_PROBLEM DETAILS_.
There is a line below that contains "Give me the". Please reproduce it and all following lines exactly, through the final one.

_Stored items from a collection_.
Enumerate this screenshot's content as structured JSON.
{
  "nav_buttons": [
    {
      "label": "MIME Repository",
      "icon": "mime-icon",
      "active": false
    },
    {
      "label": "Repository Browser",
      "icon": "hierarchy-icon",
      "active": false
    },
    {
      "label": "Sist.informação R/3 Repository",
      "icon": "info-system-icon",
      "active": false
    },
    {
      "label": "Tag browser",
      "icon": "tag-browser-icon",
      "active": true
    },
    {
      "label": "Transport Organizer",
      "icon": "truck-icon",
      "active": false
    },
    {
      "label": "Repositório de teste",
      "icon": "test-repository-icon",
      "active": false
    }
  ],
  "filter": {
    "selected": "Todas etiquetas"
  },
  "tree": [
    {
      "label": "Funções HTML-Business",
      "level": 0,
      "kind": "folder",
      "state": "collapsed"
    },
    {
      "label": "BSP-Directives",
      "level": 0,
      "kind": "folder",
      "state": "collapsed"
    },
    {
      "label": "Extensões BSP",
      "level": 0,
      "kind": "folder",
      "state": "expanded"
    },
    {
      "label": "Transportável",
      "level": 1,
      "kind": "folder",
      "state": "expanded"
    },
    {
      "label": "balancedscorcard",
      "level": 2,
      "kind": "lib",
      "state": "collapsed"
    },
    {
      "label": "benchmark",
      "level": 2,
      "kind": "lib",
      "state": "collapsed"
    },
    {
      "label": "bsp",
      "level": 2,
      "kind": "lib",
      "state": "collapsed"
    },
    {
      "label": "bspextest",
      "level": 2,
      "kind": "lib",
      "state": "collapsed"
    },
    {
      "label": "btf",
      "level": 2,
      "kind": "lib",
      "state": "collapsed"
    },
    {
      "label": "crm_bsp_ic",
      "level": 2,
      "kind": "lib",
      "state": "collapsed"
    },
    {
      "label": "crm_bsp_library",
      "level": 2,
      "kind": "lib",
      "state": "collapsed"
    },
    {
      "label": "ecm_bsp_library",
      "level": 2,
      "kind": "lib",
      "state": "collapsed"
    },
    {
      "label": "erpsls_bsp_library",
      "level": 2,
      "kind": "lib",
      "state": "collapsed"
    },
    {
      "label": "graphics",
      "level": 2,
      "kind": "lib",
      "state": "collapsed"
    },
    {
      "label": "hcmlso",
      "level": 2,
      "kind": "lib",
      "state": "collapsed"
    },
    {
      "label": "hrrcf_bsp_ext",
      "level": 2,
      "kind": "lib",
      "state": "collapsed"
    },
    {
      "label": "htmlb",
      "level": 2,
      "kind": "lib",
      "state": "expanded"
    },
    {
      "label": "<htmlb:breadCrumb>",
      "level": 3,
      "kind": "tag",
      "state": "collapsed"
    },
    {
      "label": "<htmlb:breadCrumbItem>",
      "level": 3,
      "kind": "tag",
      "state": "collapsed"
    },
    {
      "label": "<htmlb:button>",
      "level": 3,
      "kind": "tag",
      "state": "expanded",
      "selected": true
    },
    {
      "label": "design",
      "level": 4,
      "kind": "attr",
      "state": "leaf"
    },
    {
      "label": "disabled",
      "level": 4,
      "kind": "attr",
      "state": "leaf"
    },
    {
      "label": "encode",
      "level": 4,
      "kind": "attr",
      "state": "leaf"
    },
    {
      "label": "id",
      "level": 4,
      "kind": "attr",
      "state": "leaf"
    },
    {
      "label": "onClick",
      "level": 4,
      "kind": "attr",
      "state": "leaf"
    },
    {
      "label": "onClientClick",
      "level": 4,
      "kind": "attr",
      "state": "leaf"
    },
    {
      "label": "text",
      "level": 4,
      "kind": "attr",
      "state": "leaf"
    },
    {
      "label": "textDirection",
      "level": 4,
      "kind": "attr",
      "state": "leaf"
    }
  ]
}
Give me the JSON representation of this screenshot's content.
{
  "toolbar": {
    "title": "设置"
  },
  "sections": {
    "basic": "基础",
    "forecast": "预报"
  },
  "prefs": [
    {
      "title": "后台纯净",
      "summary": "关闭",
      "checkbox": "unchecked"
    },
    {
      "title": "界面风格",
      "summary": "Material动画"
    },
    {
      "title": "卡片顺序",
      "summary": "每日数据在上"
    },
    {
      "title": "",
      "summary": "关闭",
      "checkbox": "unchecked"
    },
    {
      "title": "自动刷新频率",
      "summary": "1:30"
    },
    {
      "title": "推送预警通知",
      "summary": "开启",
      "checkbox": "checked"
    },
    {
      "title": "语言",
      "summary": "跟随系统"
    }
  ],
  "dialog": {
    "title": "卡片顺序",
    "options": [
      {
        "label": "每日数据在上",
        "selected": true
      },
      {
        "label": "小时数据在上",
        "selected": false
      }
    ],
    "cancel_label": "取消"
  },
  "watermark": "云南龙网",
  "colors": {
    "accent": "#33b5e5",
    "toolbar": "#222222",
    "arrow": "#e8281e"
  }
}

_RESULT FOR THIS EXERCISE_.
Give me the JSON representation of this screenshot's content.
{
  "toolbar": {
    "title": "设置"
  },
  "sections": {
    "basic": "基础",
    "forecast": "预报"
  },
  "prefs": [
    {
      "title": "后台纯净",
      "summary": "关闭",
      "checkbox": "unchecked"
    },
    {
      "title": "界面风格",
      "summary": "Material动画"
    },
    {
      "title": "卡片顺序",
      "summary": "每日数据在上"
    },
    {
      "title": "",
      "summary": "关闭",
      "checkbox": "unchecked"
    },
    {
      "title": "自动刷新频率",
      "summary": "1:30"
    },
    {
      "title": "推送预警通知",
      "summary": "开启",
      "checkbox": "checked"
    },
    {
      "title": "语言",
      "summary": "跟随系统"
    }
  ],
  "dialog": {
    "title": "卡片顺序",
    "options": [
      {
        "label": "每日数据在上",
        "selected": true
      },
      {
        "label": "小时数据在上",
        "selected": false
      }
    ],
    "cancel_label": "取消"
  },
  "watermark": "云南龙网",
  "colors": {
    "accent": "#33b5e5",
    "toolbar": "#222222",
    "arrow": "#e8281e"
  }
}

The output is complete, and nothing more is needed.